[[ SOURCE INFORMATION, beginning ]]

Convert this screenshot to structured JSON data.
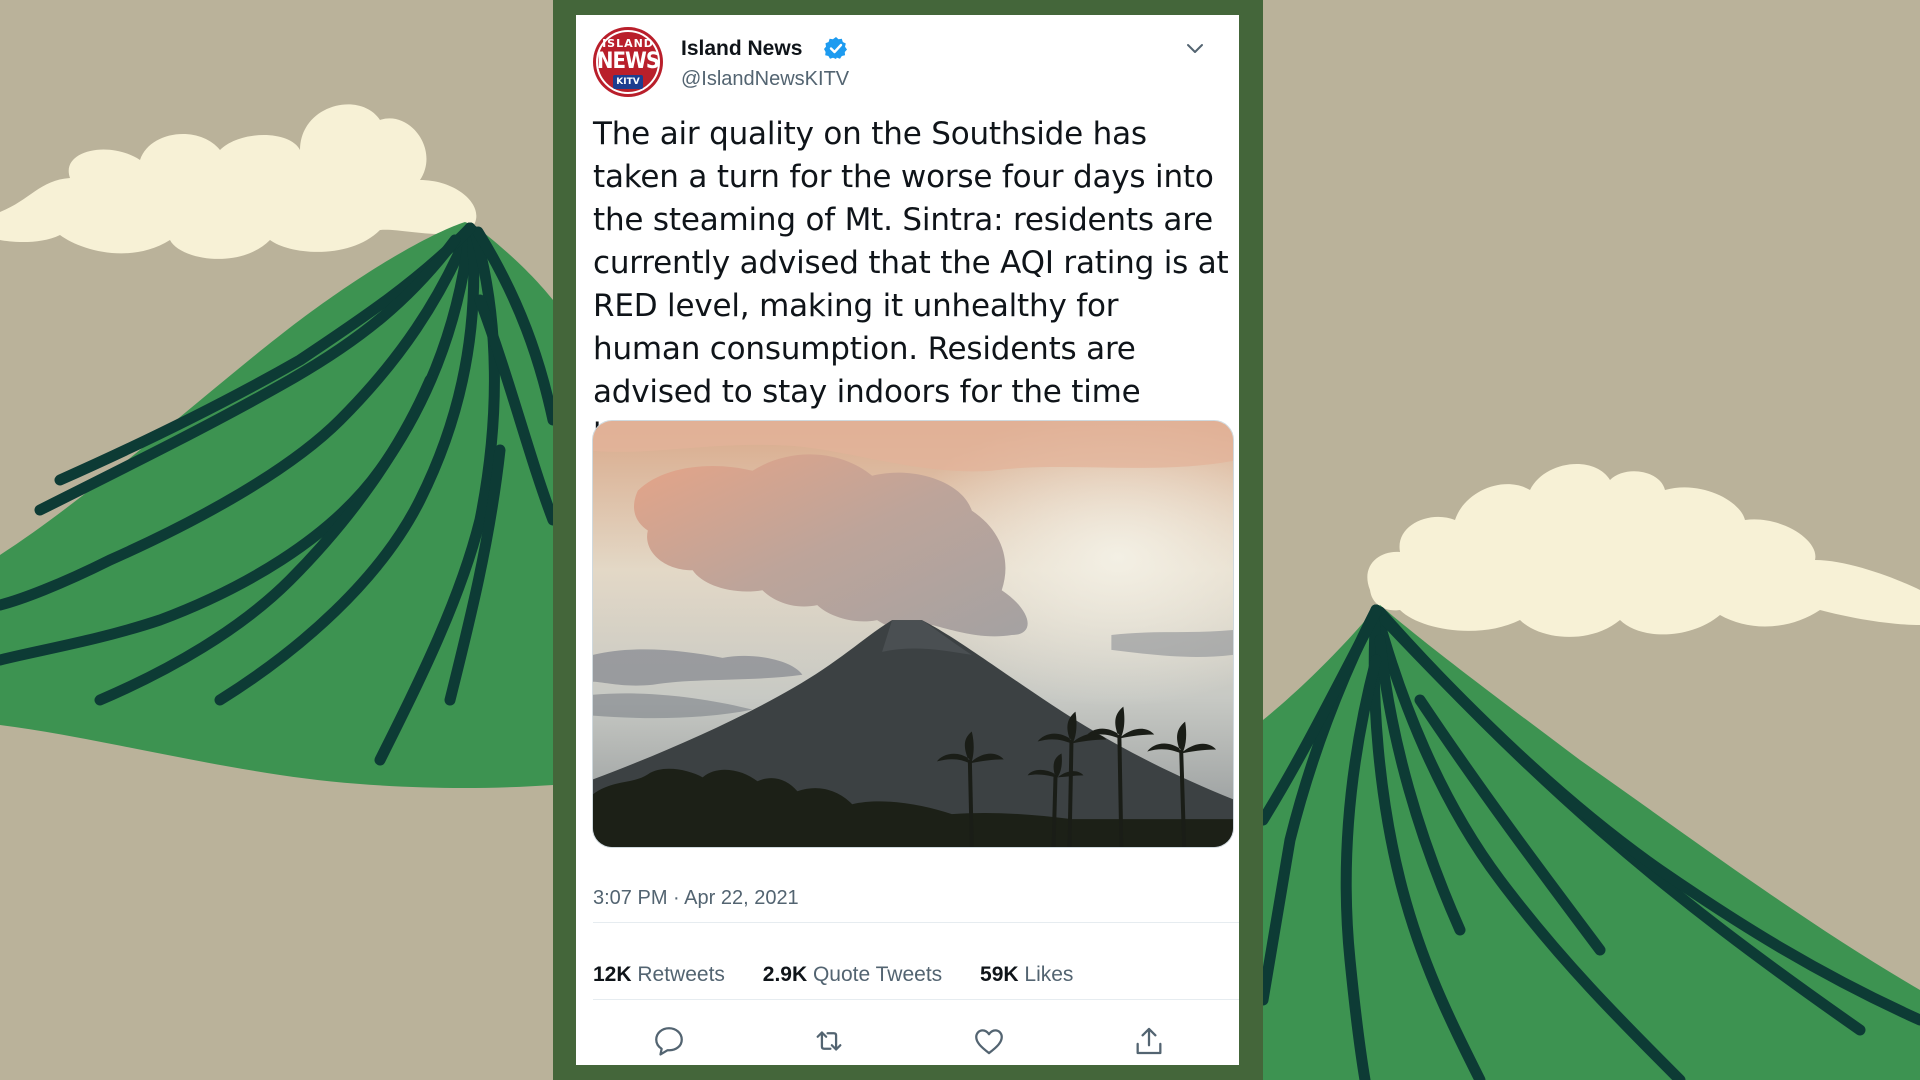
{
  "tweet": {
    "author": {
      "name": "Island News",
      "handle": "@IslandNewsKITV",
      "verified": true,
      "avatar_logo": {
        "top": "ISLAND",
        "middle": "NEWS",
        "bottom": "KITV"
      }
    },
    "text": "The air quality on the Southside has taken a turn for the worse four days into the steaming of Mt. Sintra: residents are currently advised that the AQI rating is at RED level, making it unhealthy for human consumption. Residents are advised to stay indoors for the time being.",
    "timestamp": "3:07 PM · Apr 22, 2021",
    "stats": {
      "retweets_count": "12K",
      "retweets_label": "Retweets",
      "quotes_count": "2.9K",
      "quotes_label": "Quote Tweets",
      "likes_count": "59K",
      "likes_label": "Likes"
    },
    "actions": [
      "reply-icon",
      "retweet-icon",
      "like-icon",
      "share-icon"
    ]
  },
  "colors": {
    "background": "#bab29a",
    "frame": "#44663a",
    "volcano_green": "#3d9351",
    "volcano_dark": "#0d3b35",
    "smoke": "#f7f1d6",
    "verified_blue": "#1d9bf0",
    "icon_gray": "#536471"
  }
}
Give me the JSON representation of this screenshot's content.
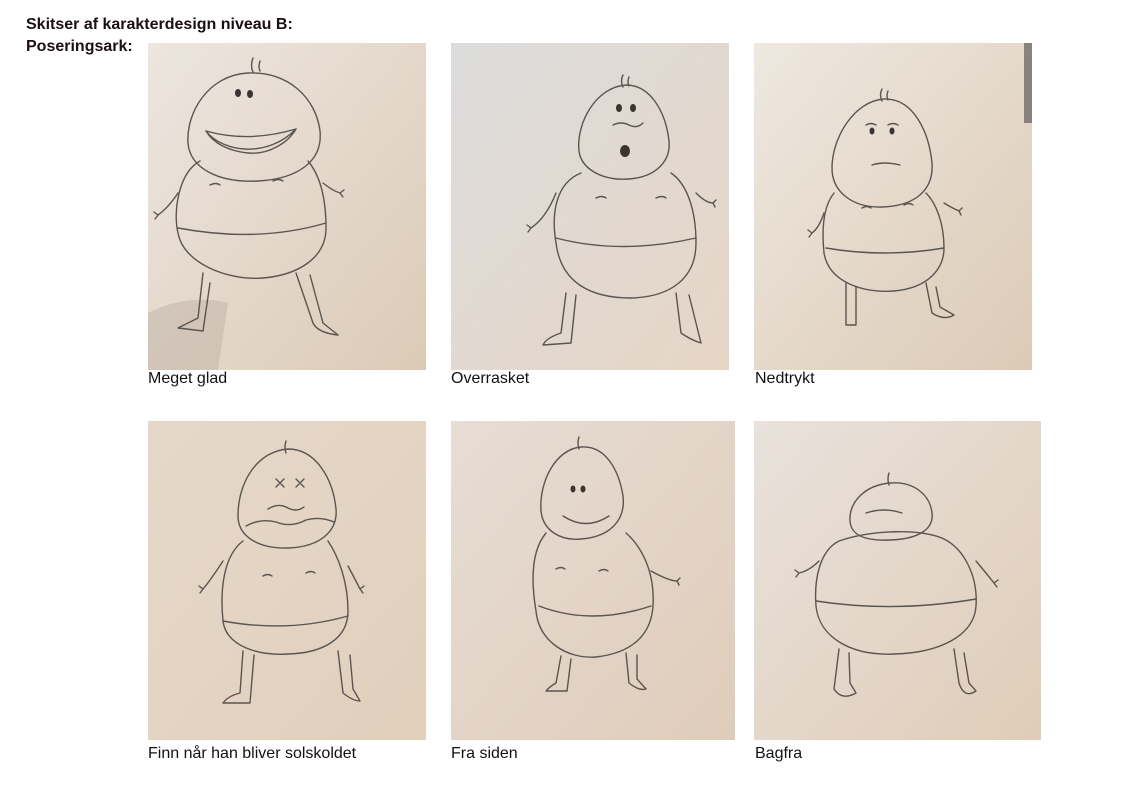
{
  "heading": {
    "line1": "Skitser af karakterdesign niveau B:",
    "line2": "Poseringsark:"
  },
  "sketches": [
    {
      "caption": "Meget glad",
      "icon": "happy-character-sketch",
      "paper": "#e8ddd0"
    },
    {
      "caption": "Overrasket",
      "icon": "surprised-character-sketch",
      "paper": "#e4dcd3"
    },
    {
      "caption": "Nedtrykt",
      "icon": "sad-character-sketch",
      "paper": "#e9ddcf"
    },
    {
      "caption": "Finn når han bliver solskoldet",
      "icon": "sunburnt-character-sketch",
      "paper": "#e6d9ca"
    },
    {
      "caption": "Fra siden",
      "icon": "side-view-character-sketch",
      "paper": "#e7dacb"
    },
    {
      "caption": "Bagfra",
      "icon": "back-view-character-sketch",
      "paper": "#e8dccf"
    }
  ]
}
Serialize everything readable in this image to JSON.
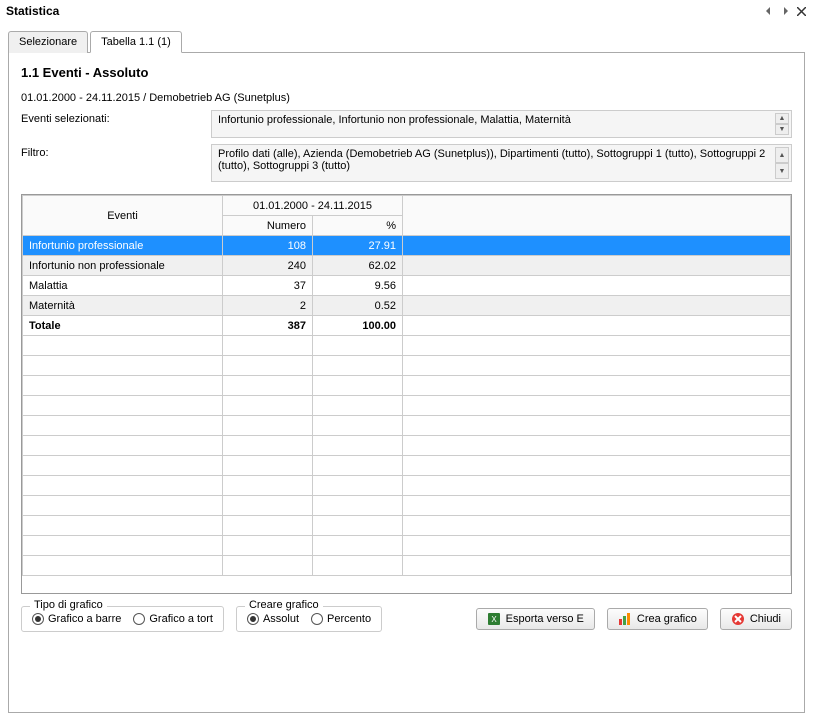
{
  "window": {
    "title": "Statistica"
  },
  "tabs": [
    {
      "label": "Selezionare",
      "active": false
    },
    {
      "label": "Tabella 1.1 (1)",
      "active": true
    }
  ],
  "section_title": "1.1 Eventi - Assoluto",
  "date_range_meta": "01.01.2000 - 24.11.2015 / Demobetrieb AG (Sunetplus)",
  "labels": {
    "eventi_selezionati": "Eventi selezionati:",
    "filtro": "Filtro:"
  },
  "eventi_selezionati_value": "Infortunio professionale, Infortunio non professionale, Malattia, Maternità",
  "filtro_value": "Profilo dati (alle), Azienda (Demobetrieb AG (Sunetplus)), Dipartimenti (tutto), Sottogruppi 1 (tutto), Sottogruppi 2 (tutto), Sottogruppi 3 (tutto)",
  "table": {
    "header_events": "Eventi",
    "header_period": "01.01.2000 - 24.11.2015",
    "header_numero": "Numero",
    "header_pct": "%",
    "rows": [
      {
        "label": "Infortunio professionale",
        "numero": "108",
        "pct": "27.91",
        "selected": true
      },
      {
        "label": "Infortunio non professionale",
        "numero": "240",
        "pct": "62.02",
        "alt": true
      },
      {
        "label": "Malattia",
        "numero": "37",
        "pct": "9.56"
      },
      {
        "label": "Maternità",
        "numero": "2",
        "pct": "0.52",
        "alt": true
      }
    ],
    "total": {
      "label": "Totale",
      "numero": "387",
      "pct": "100.00"
    },
    "empty_rows": 12
  },
  "chart_data": {
    "type": "table",
    "title": "1.1 Eventi - Assoluto",
    "period": "01.01.2000 - 24.11.2015",
    "categories": [
      "Infortunio professionale",
      "Infortunio non professionale",
      "Malattia",
      "Maternità"
    ],
    "series": [
      {
        "name": "Numero",
        "values": [
          108,
          240,
          37,
          2
        ]
      },
      {
        "name": "%",
        "values": [
          27.91,
          62.02,
          9.56,
          0.52
        ]
      }
    ],
    "total": {
      "Numero": 387,
      "%": 100.0
    }
  },
  "groups": {
    "tipo_title": "Tipo di grafico",
    "tipo_options": [
      {
        "label": "Grafico a barre",
        "checked": true
      },
      {
        "label": "Grafico a tort",
        "checked": false
      }
    ],
    "creare_title": "Creare grafico",
    "creare_options": [
      {
        "label": "Assolut",
        "checked": true
      },
      {
        "label": "Percento",
        "checked": false
      }
    ]
  },
  "buttons": {
    "esporta": "Esporta verso E",
    "crea": "Crea grafico",
    "chiudi": "Chiudi"
  }
}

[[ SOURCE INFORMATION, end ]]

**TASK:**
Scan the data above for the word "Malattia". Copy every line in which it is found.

**RESPONSE FOR THIS EXERCISE:**
  "eventi_selezionati_value": "Infortunio professionale, Infortunio non professionale, Malattia, Maternità",
        "label": "Malattia",
      "Malattia",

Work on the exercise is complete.